The Education Secretary has introduced at the eleventh hour a "triple lock” system which he says will be fair to A level pupils who did not sit a single A level exam due to schools being closed during the Covid-19 pandemic.
"Our students can have faith in their marks," Gavin Williamson writes in today's Telegraph.
“I've introduced the "triple lock" to ensure confidence and fairness in the system."
"This means students will be able to accept their calculated grade, appeal to receive a valid mock result or sit exams this autumn.”
“If students want to use a valid mock result they will use the appeals process and will need to tell their school or college, which will then provide the necessary evidence to their exam board.”
Gavin Willamson also confirmed today schools and colleges will also be able to appeal if they believe their historic data does not reflect the ability of their current students. This aims to address growing concerns that so-called turnaround schools – schools that have worked to raise grades significantly compared to previous years – will be not see results down graded due to historic performance.
The changes to the appeals process were announced just hours before A level results day following tens of thousands of Scottish pupils having exam results reinstated after outcry over results being downgraded by exam boards. First Minster Nicola Sturgeon apologised and confessed the Scottish government "did not get it right".
Speak to the school's exams officer in the first instance. They will have the most up-to-date, and possibly constantly changing, information on how to appeal to use mock exam results or apply to re-sit exams in the autumn. We explain more about the back-up exams here.
Clearing is often talked about as a stressful option, but it can be straightforward to navigate and there are around 45,000 courses with clearing vacancies on UCAS’ website.
Clearing is a system operated by UCAS which lets you know all the unis and colleges across the country which still have placed on their courses. It’s essentially re-applying to a uni course but way easier because you’ve already done your personal statement and have got your results. UCAS has a bunch of how-to videos on their website to guide you through it.
This year, the government have asked universities to hold places open for students who are appealing their grades, due to the exceptional circumstances, until 7 September. Higher education minister, Michelle Donelan, said: "We expect the vast majority of grades to be accurate, but it is essential that we have this safety net for young people who may otherwise be held back from moving on to their chosen route."
So, students can give their first choice uni a call and explain if they are appealing the grades.

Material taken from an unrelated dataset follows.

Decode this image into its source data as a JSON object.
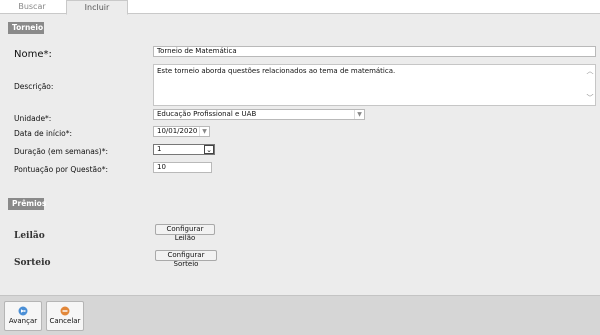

Plus, there are actually more university places available this year due to lower uptake by internationl students, so they may be more open to negotiating.
If it doesn’t go to plan with the frst choice uni, students do the same and get in touch with their insurance choice to talk through the options.
We always advise going to the school in the first instance, each of which will have a dedicated exams officer.
You can also contact the National Careers Service Exam Results Helpline, which offers advice each year for students who have not received the results they had hoped for. The helpline is open from A level results day (13 August) until a week after GCSE results day (27 August) and can be contacted on 0800 100 900.